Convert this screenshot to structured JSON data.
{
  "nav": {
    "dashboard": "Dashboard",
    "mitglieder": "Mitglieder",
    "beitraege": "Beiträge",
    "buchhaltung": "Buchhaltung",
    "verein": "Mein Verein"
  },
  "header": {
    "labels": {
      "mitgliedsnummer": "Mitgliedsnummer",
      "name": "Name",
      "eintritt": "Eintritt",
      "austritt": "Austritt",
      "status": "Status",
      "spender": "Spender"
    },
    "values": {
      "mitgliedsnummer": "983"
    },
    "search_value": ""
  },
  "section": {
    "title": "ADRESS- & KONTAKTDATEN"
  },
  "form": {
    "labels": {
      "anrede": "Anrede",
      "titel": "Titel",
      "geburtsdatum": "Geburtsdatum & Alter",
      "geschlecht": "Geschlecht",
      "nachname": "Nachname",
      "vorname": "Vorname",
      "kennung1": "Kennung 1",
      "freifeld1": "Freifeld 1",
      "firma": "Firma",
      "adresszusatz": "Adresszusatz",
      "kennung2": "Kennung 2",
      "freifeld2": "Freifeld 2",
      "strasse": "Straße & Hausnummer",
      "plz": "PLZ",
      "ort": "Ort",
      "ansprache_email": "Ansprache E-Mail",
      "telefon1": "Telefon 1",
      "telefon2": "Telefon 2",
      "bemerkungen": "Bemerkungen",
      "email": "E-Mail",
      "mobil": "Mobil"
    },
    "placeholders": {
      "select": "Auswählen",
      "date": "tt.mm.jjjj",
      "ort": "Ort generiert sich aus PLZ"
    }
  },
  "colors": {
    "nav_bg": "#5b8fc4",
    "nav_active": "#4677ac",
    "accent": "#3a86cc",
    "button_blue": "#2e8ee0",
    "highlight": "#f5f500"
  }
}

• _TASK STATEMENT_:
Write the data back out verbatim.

• _TASK RESPONSE_:
Convert this screenshot to structured JSON data.
{
  "nav": {
    "dashboard": "Dashboard",
    "mitglieder": "Mitglieder",
    "beitraege": "Beiträge",
    "buchhaltung": "Buchhaltung",
    "verein": "Mein Verein"
  },
  "header": {
    "labels": {
      "mitgliedsnummer": "Mitgliedsnummer",
      "name": "Name",
      "eintritt": "Eintritt",
      "austritt": "Austritt",
      "status": "Status",
      "spender": "Spender"
    },
    "values": {
      "mitgliedsnummer": "983"
    },
    "search_value": ""
  },
  "section": {
    "title": "ADRESS- & KONTAKTDATEN"
  },
  "form": {
    "labels": {
      "anrede": "Anrede",
      "titel": "Titel",
      "geburtsdatum": "Geburtsdatum & Alter",
      "geschlecht": "Geschlecht",
      "nachname": "Nachname",
      "vorname": "Vorname",
      "kennung1": "Kennung 1",
      "freifeld1": "Freifeld 1",
      "firma": "Firma",
      "adresszusatz": "Adresszusatz",
      "kennung2": "Kennung 2",
      "freifeld2": "Freifeld 2",
      "strasse": "Straße & Hausnummer",
      "plz": "PLZ",
      "ort": "Ort",
      "ansprache_email": "Ansprache E-Mail",
      "telefon1": "Telefon 1",
      "telefon2": "Telefon 2",
      "bemerkungen": "Bemerkungen",
      "email": "E-Mail",
      "mobil": "Mobil"
    },
    "placeholders": {
      "select": "Auswählen",
      "date": "tt.mm.jjjj",
      "ort": "Ort generiert sich aus PLZ"
    }
  },
  "colors": {
    "nav_bg": "#5b8fc4",
    "nav_active": "#4677ac",
    "accent": "#3a86cc",
    "button_blue": "#2e8ee0",
    "highlight": "#f5f500"
  }
}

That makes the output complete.